This weeks edition of the RTE series Crimes & Confessions traces the origins of the allegations of a Garda heavy gang to the Sallins train robbery in 1976. There were calls as far back as 1977 from Amnesty International for the government of the day to hold an independent inquiry into the allegations of ‘maltreatment carried out systematically by detectives who appear to specialise in the use of oppressive methods in extracting statements’ from suspects (Amnesty Report 1977). In response, the State appointed judge Barra O’Briain to recommend certain safeguards for people in custody and to protect Gardaí from false allegations. In 1978, the Committee made 28 recommendations. The government did nothing.
In this episode, the four men accused of the Sallins train robbery – Arklow man Nicky Kelly, Osgur Breatnach, John Fitzpatrick and Brian McNally – tell a harrowing story of their treatment at the hands of some detectives in the Bridwell Garda station and their fight to clear their names and get justice. 46 years on, these men are still suffering and want outstanding questions answered by the State. Viewers who watched the first episode will notice similar patterns between this case and the interrogations of the three men accused of the murder of Una Lynskey in 1971.
The episode gives context to the reason allegations of a Garda heavy gang persisted after the Una Lyskey case in 1971. We cannot forget the political situation at the time of the Sallins train robbery in 1976. The troubles in the North had come south. The State believed it was under siege by paramilitaries and responded by giving Gardaí extra powers to arrest and detain suspects. As one of the former detectives says in the programme, “Guards, judges, everybody… we were all targets.”
If your blood was boiling watching last week’s episode, you might need someone with you watching this one to calm you down. This time, it’s not just a few rogue Gardaí that Nicky, Osgur, John Fitzpatrick and Brian McNally have to deal with. They face a sleeping judge and a court system that appears to accommodate these Garda in convicting them. And then there’s the question of the response of the State; despite acquittals, a Presidential Pardon and compensation payouts, the Sallins four still want justice.

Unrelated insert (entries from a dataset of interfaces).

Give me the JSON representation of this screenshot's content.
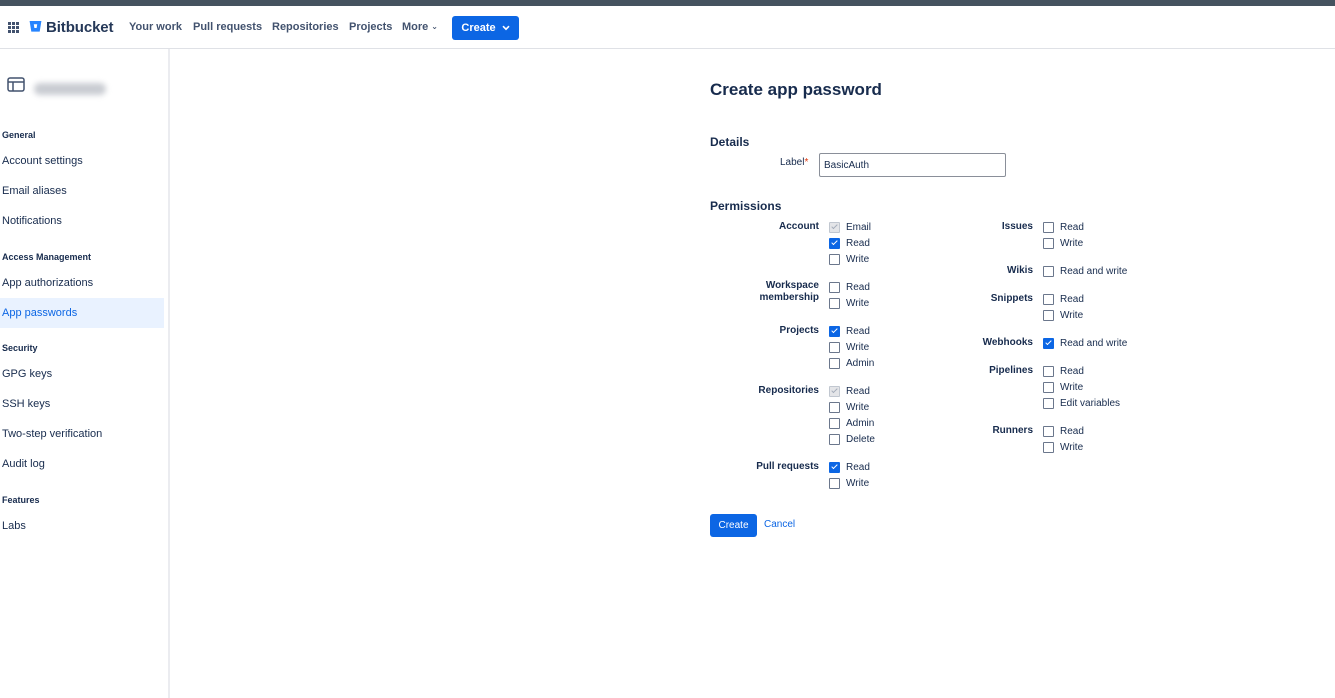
{
  "nav": {
    "brand": "Bitbucket",
    "items": [
      "Your work",
      "Pull requests",
      "Repositories",
      "Projects",
      "More"
    ],
    "create_label": "Create",
    "colors": {
      "accent": "#0c66e4",
      "top_strip": "#45535f"
    }
  },
  "sidebar": {
    "sections": [
      {
        "title": "General",
        "items": [
          "Account settings",
          "Email aliases",
          "Notifications"
        ]
      },
      {
        "title": "Access Management",
        "items": [
          "App authorizations",
          "App passwords"
        ]
      },
      {
        "title": "Security",
        "items": [
          "GPG keys",
          "SSH keys",
          "Two-step verification",
          "Audit log"
        ]
      },
      {
        "title": "Features",
        "items": [
          "Labs"
        ]
      }
    ],
    "active": "App passwords"
  },
  "form": {
    "title": "Create app password",
    "details_heading": "Details",
    "label_label": "Label",
    "label_value": "BasicAuth",
    "permissions_heading": "Permissions",
    "left_groups": [
      {
        "name": "Account",
        "options": [
          {
            "label": "Email",
            "state": "checked-disabled"
          },
          {
            "label": "Read",
            "state": "checked"
          },
          {
            "label": "Write",
            "state": "unchecked"
          }
        ]
      },
      {
        "name": "Workspace membership",
        "options": [
          {
            "label": "Read",
            "state": "unchecked"
          },
          {
            "label": "Write",
            "state": "unchecked"
          }
        ]
      },
      {
        "name": "Projects",
        "options": [
          {
            "label": "Read",
            "state": "checked"
          },
          {
            "label": "Write",
            "state": "unchecked"
          },
          {
            "label": "Admin",
            "state": "unchecked"
          }
        ]
      },
      {
        "name": "Repositories",
        "options": [
          {
            "label": "Read",
            "state": "checked-disabled"
          },
          {
            "label": "Write",
            "state": "unchecked"
          },
          {
            "label": "Admin",
            "state": "unchecked"
          },
          {
            "label": "Delete",
            "state": "unchecked"
          }
        ]
      },
      {
        "name": "Pull requests",
        "options": [
          {
            "label": "Read",
            "state": "checked"
          },
          {
            "label": "Write",
            "state": "unchecked"
          }
        ]
      }
    ],
    "right_groups": [
      {
        "name": "Issues",
        "options": [
          {
            "label": "Read",
            "state": "unchecked"
          },
          {
            "label": "Write",
            "state": "unchecked"
          }
        ]
      },
      {
        "name": "Wikis",
        "options": [
          {
            "label": "Read and write",
            "state": "unchecked"
          }
        ]
      },
      {
        "name": "Snippets",
        "options": [
          {
            "label": "Read",
            "state": "unchecked"
          },
          {
            "label": "Write",
            "state": "unchecked"
          }
        ]
      },
      {
        "name": "Webhooks",
        "options": [
          {
            "label": "Read and write",
            "state": "checked"
          }
        ]
      },
      {
        "name": "Pipelines",
        "options": [
          {
            "label": "Read",
            "state": "unchecked"
          },
          {
            "label": "Write",
            "state": "unchecked"
          },
          {
            "label": "Edit variables",
            "state": "unchecked"
          }
        ]
      },
      {
        "name": "Runners",
        "options": [
          {
            "label": "Read",
            "state": "unchecked"
          },
          {
            "label": "Write",
            "state": "unchecked"
          }
        ]
      }
    ],
    "create_button": "Create",
    "cancel_button": "Cancel"
  }
}
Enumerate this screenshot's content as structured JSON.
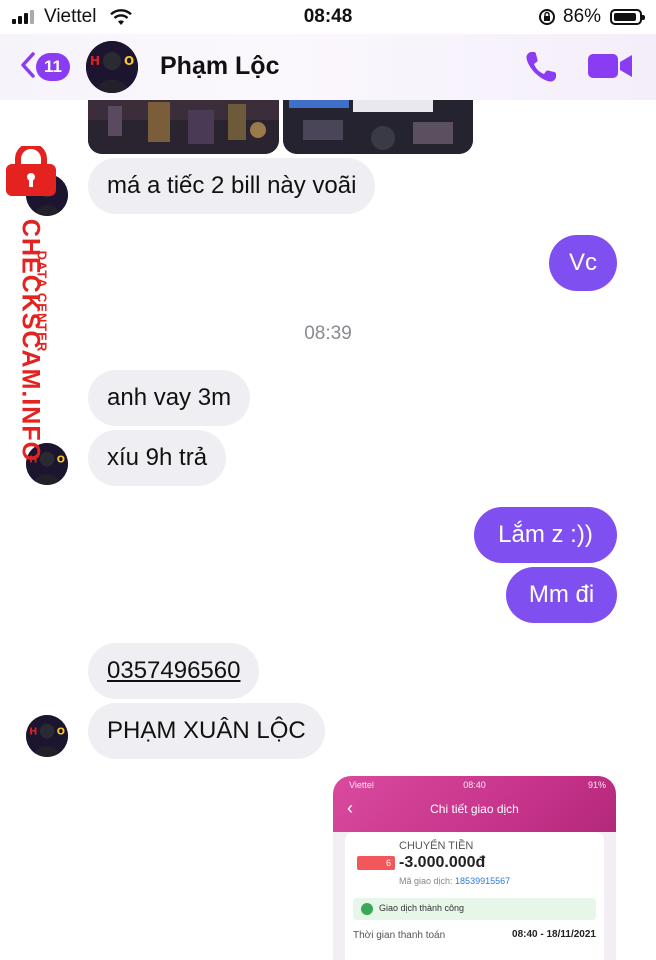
{
  "status_bar": {
    "carrier": "Viettel",
    "time": "08:48",
    "battery": "86%",
    "battery_level": 0.86
  },
  "header": {
    "back_count": "11",
    "contact_name": "Phạm Lộc",
    "icons": [
      "back-chevron-icon",
      "phone-icon",
      "video-camera-icon"
    ]
  },
  "messages": {
    "m1": "má a tiếc 2 bill này voãi",
    "m2": "Vc",
    "timestamp": "08:39",
    "m3": "anh vay 3m",
    "m4": "xíu 9h trả",
    "m5": "Lắm z :))",
    "m6": "Mm đi",
    "m7": "0357496560",
    "m8": "PHẠM XUÂN LỘC"
  },
  "watermark": {
    "main": "CHECKSCAM.INFO",
    "sub": "DATA CENTER"
  },
  "receipt": {
    "carrier": "Viettel",
    "time": "08:40",
    "battery": "91%",
    "title": "Chi tiết giao dịch",
    "type": "CHUYỂN TIỀN",
    "amount": "-3.000.000đ",
    "code_label": "Mã giao dịch:",
    "code": "18539915567",
    "status": "Giao dịch thành công",
    "time_label": "Thời gian thanh toán",
    "time_value": "08:40 - 18/11/2021"
  },
  "colors": {
    "accent": "#8a3cf2",
    "outgoing_bubble": "#7f4ff0",
    "incoming_bubble": "#efeef3",
    "watermark": "#e4221f"
  }
}
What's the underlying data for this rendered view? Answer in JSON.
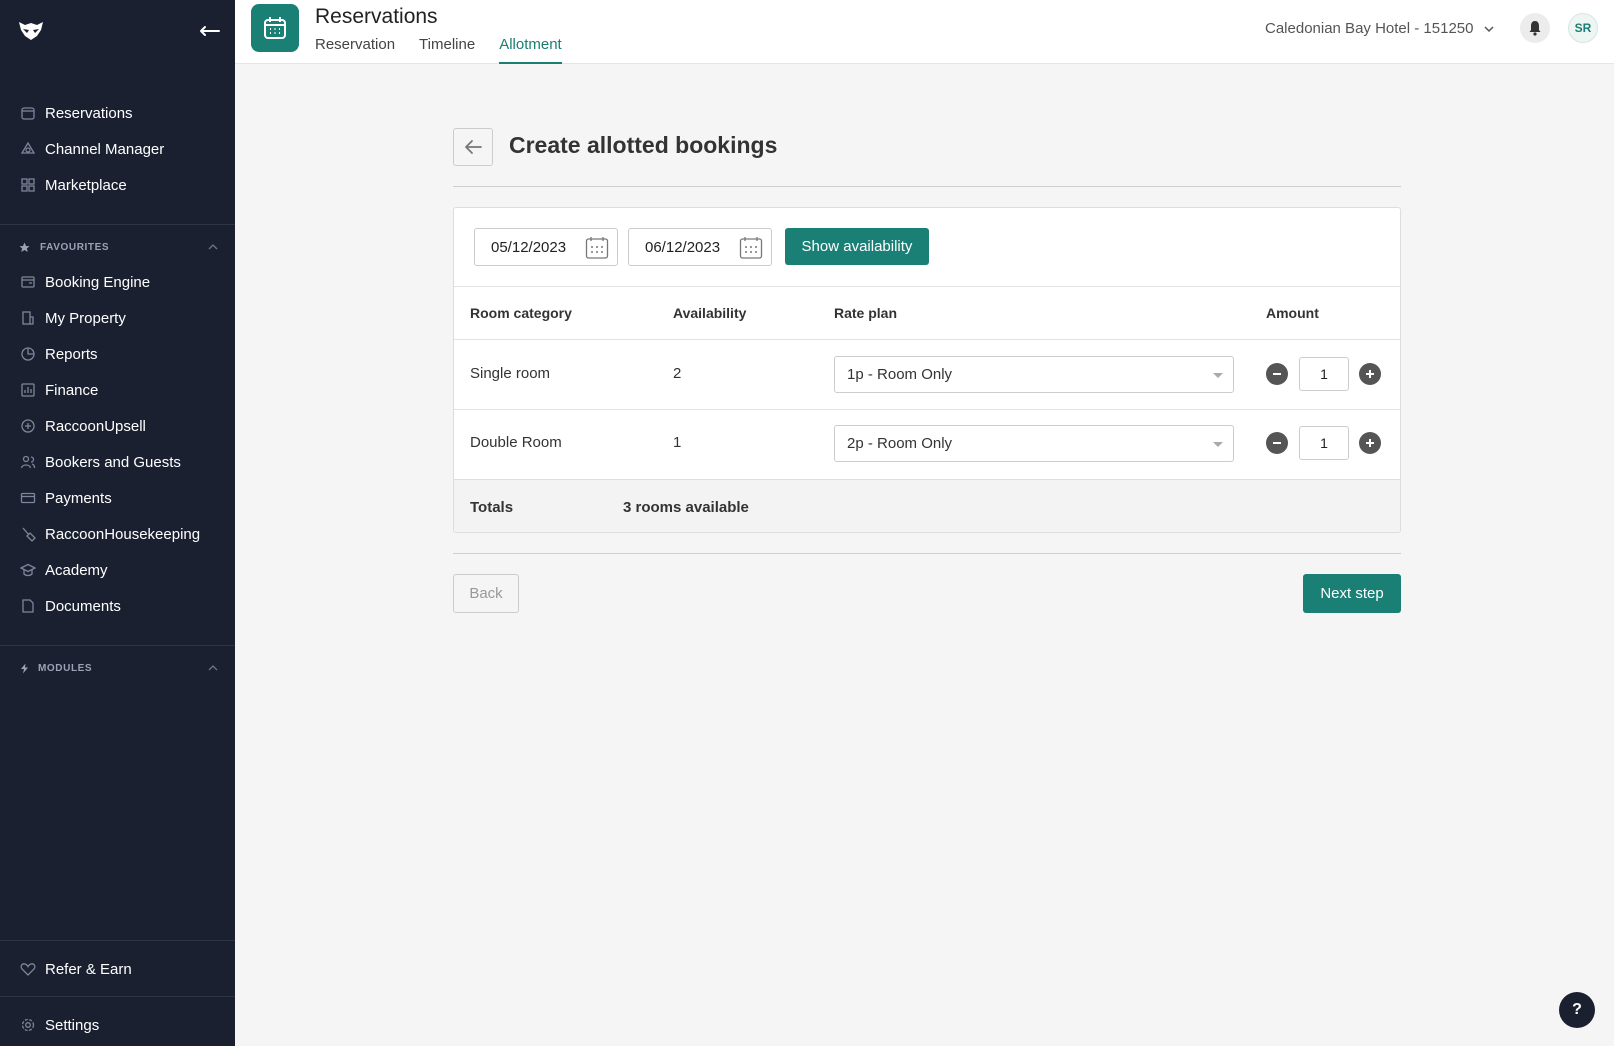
{
  "sidebar": {
    "items": [
      {
        "label": "Reservations",
        "icon": "calendar-icon"
      },
      {
        "label": "Channel Manager",
        "icon": "channel-icon"
      },
      {
        "label": "Marketplace",
        "icon": "grid-icon"
      }
    ],
    "favourites_label": "FAVOURITES",
    "favourites": [
      {
        "label": "Booking Engine",
        "icon": "booking-icon"
      },
      {
        "label": "My Property",
        "icon": "building-icon"
      },
      {
        "label": "Reports",
        "icon": "pie-chart-icon"
      },
      {
        "label": "Finance",
        "icon": "bar-chart-icon"
      },
      {
        "label": "RaccoonUpsell",
        "icon": "plus-circle-icon"
      },
      {
        "label": "Bookers and Guests",
        "icon": "users-icon"
      },
      {
        "label": "Payments",
        "icon": "card-icon"
      },
      {
        "label": "RaccoonHousekeeping",
        "icon": "broom-icon"
      },
      {
        "label": "Academy",
        "icon": "graduation-icon"
      },
      {
        "label": "Documents",
        "icon": "document-icon"
      }
    ],
    "modules_label": "MODULES",
    "refer": "Refer & Earn",
    "settings": "Settings"
  },
  "header": {
    "title": "Reservations",
    "tabs": [
      {
        "label": "Reservation"
      },
      {
        "label": "Timeline"
      },
      {
        "label": "Allotment"
      }
    ],
    "hotel": "Caledonian Bay Hotel - 151250",
    "avatar": "SR"
  },
  "page": {
    "title": "Create allotted bookings",
    "date_from": "05/12/2023",
    "date_to": "06/12/2023",
    "show_availability": "Show availability",
    "columns": [
      "Room category",
      "Availability",
      "Rate plan",
      "Amount"
    ],
    "rows": [
      {
        "category": "Single room",
        "availability": "2",
        "rate_plan": "1p - Room Only",
        "amount": "1"
      },
      {
        "category": "Double Room",
        "availability": "1",
        "rate_plan": "2p - Room Only",
        "amount": "1"
      }
    ],
    "totals_label": "Totals",
    "totals_value": "3 rooms available",
    "back": "Back",
    "next": "Next step"
  },
  "help": "?",
  "colors": {
    "accent": "#1a7f74",
    "sidebar": "#1a2030"
  }
}
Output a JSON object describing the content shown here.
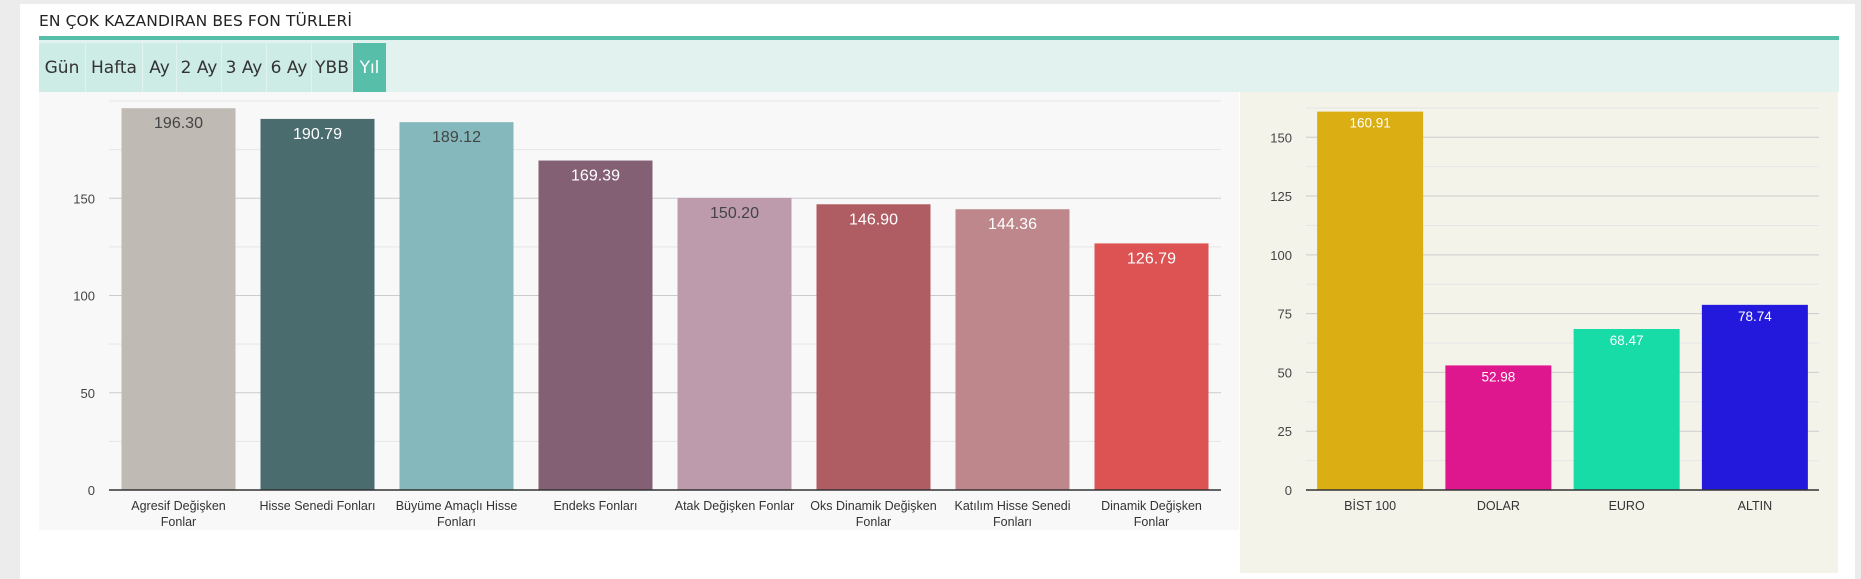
{
  "widget": {
    "title": "EN ÇOK KAZANDIRAN BES FON TÜRLERİ",
    "tabs": [
      {
        "label": "Gün",
        "active": false
      },
      {
        "label": "Hafta",
        "active": false
      },
      {
        "label": "Ay",
        "active": false
      },
      {
        "label": "2 Ay",
        "active": false
      },
      {
        "label": "3 Ay",
        "active": false
      },
      {
        "label": "6 Ay",
        "active": false
      },
      {
        "label": "YBB",
        "active": false
      },
      {
        "label": "Yıl",
        "active": true
      }
    ]
  },
  "chart_data": [
    {
      "type": "bar",
      "title": "",
      "xlabel": "",
      "ylabel": "",
      "ylim": [
        0,
        200
      ],
      "yticks": [
        0,
        50,
        100,
        150
      ],
      "grid": true,
      "categories": [
        "Agresif Değişken Fonlar",
        "Hisse Senedi Fonları",
        "Büyüme Amaçlı Hisse Fonları",
        "Endeks Fonları",
        "Atak Değişken Fonlar",
        "Oks Dinamik Değişken Fonlar",
        "Katılım Hisse Senedi Fonları",
        "Dinamik Değişken Fonlar"
      ],
      "category_lines": [
        [
          "Agresif Değişken",
          "Fonlar"
        ],
        [
          "Hisse Senedi Fonları"
        ],
        [
          "Büyüme Amaçlı Hisse",
          "Fonları"
        ],
        [
          "Endeks Fonları"
        ],
        [
          "Atak Değişken Fonlar"
        ],
        [
          "Oks Dinamik Değişken",
          "Fonlar"
        ],
        [
          "Katılım Hisse Senedi",
          "Fonları"
        ],
        [
          "Dinamik Değişken",
          "Fonlar"
        ]
      ],
      "values": [
        196.3,
        190.79,
        189.12,
        169.39,
        150.2,
        146.9,
        144.36,
        126.79
      ],
      "value_labels": [
        "196.30",
        "190.79",
        "189.12",
        "169.39",
        "150.20",
        "146.90",
        "144.36",
        "126.79"
      ],
      "colors": [
        "#c0bab4",
        "#4a6c6f",
        "#84b8bc",
        "#846075",
        "#bd9bad",
        "#af5d63",
        "#be878b",
        "#dd5353"
      ],
      "label_colors": [
        "#444444",
        "#ffffff",
        "#444444",
        "#ffffff",
        "#444444",
        "#ffffff",
        "#ffffff",
        "#ffffff"
      ]
    },
    {
      "type": "bar",
      "title": "",
      "xlabel": "",
      "ylabel": "",
      "ylim": [
        0,
        165
      ],
      "yticks": [
        0,
        25,
        50,
        75,
        100,
        125,
        150
      ],
      "grid": true,
      "categories": [
        "BİST 100",
        "DOLAR",
        "EURO",
        "ALTIN"
      ],
      "values": [
        160.91,
        52.98,
        68.47,
        78.74
      ],
      "value_labels": [
        "160.91",
        "52.98",
        "68.47",
        "78.74"
      ],
      "colors": [
        "#dbae14",
        "#de178f",
        "#18dca7",
        "#2219dc"
      ],
      "label_colors": [
        "#ffffff",
        "#ffffff",
        "#ffffff",
        "#ffffff"
      ]
    }
  ]
}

The Sallins case created a unique opportunity for the State to address a real problem, but the political circumstances at the time took precedence and allegations of forced confessions persisted for almost a decade longer. Innocent people continued to go to jail.
Crimes & Confessions, RTÉ One, Monday 17th January at 9.35pm and on the RTE Player here